Judiciary central to democracy
- Protector and guardian: Judiciary is the protector of the constitution and guardian of fundamental rights of citizens.
- It is the first line of defence for aggrieved citizens. Citizens can appeal to the judiciary in case of violation of their fundamental rights and any illegal actions against them.
- Judicial Review: Judiciary ensures that legislations passed by the Parliament do not infringe upon the basic structure of the constitution and against its overall principles.
- Writs: Judiciary ensures that the executive and public offices carry out their duties to the citizens as envisaged.
- Check and Balances: Judiciary keeps a check on the arbitrary exercise of power by executive and legislature and thus an independent judiciary is critical to stability of democracy in India.
The Collegium system has been criticized because:
- Collegium is an extra constitutional authority. Ambedkar held that a fine balance is to be maintained between the two organs of the government. Appointment of an judges should be an integrated, participatory process, which is not the case with collegium system
- The collegium system has been held as non transparent and has been called an island of insularity
- Posts in higher judiciary remained vacant. 30% of HC judges seat was empty
- Deep divisions were observed within the collegiums system
- The system of extending favours because of lack of transparency and accountability led to decline in the quality of justice dispensation. It promoted dynasties in judiciary, often called “Uncle Judges” syndrome.

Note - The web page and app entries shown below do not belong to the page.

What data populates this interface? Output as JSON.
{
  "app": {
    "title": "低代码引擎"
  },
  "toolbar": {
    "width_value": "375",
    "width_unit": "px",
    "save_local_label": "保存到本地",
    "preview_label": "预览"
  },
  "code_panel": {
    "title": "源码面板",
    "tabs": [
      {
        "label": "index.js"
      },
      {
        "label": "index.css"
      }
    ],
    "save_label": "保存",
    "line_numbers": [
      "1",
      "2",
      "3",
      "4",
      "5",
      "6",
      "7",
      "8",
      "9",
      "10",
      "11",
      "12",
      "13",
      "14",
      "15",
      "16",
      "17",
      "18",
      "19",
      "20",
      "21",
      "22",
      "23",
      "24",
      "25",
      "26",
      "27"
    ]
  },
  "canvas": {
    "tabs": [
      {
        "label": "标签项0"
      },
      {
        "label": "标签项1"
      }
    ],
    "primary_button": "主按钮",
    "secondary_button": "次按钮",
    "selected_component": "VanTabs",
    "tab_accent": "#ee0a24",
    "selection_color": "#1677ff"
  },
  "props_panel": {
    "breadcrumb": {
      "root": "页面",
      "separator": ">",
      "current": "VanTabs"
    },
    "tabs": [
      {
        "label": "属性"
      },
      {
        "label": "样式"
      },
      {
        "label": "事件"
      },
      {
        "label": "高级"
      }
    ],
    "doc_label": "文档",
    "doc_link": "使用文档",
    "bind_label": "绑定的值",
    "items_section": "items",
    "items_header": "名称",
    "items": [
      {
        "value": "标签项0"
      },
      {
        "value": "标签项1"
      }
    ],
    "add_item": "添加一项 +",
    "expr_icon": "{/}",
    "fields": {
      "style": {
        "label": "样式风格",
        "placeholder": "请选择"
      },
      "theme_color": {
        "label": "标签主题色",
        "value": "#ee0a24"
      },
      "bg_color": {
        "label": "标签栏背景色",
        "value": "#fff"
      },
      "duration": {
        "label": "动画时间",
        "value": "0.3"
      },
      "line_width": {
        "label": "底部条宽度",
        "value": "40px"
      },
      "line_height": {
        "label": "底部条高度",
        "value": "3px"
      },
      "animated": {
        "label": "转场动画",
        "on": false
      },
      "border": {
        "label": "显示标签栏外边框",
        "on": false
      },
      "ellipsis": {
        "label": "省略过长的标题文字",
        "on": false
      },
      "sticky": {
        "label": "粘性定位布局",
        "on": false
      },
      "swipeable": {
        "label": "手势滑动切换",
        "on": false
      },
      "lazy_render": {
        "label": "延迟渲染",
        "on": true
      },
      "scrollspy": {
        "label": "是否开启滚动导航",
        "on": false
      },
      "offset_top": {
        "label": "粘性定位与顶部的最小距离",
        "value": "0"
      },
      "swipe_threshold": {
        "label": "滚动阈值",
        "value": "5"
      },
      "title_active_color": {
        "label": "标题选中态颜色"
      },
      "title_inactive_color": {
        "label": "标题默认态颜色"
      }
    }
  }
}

Problems with NJAC:
- The judiciary was underrepresented in NJAC with only 3 out of 6 members.
- Presence of Law Minister in the body raised the question of fairness as UoI is th largest litigant before the judiciary
- Politicization of judiciary as had happened prior and post emergency was a valid threat
- The court while quashing 99th CAA as unconstitutional held that
- Judiciary can not be caught in a “web of indebtedness” towards the government
- Independence of judiciary is equivalent to judicial primacy and process of appointment of judges can not be shared with political executive
- Organic development of civil society in India has not yet happened. Thus the burden falls on judiciary to safeguard the rights of the citizen and for this judiciary needs to be kept completely insulated from the other organs if government
- Bench held that the tendency of executive has been to indulge in favoritism. Preserving the primacy of judiciary is a safe way of protecting it from turning into a case of spoils system
- Bench admitted that all is not well with collegium and highlighted that the system requires a glasnost and a perstroika.
Thus a Memorandum of Procedure needs to be developed which is transparent, mentions the eligibility criteria, establishes secretariat, provides for a complaint redressal mechanism. We can also imbibe the best practices from other countries such as UK Judicial Appointment Commission which provides for detailed procedure, involvement of people, provides for an exam and interview system for judicial appointments.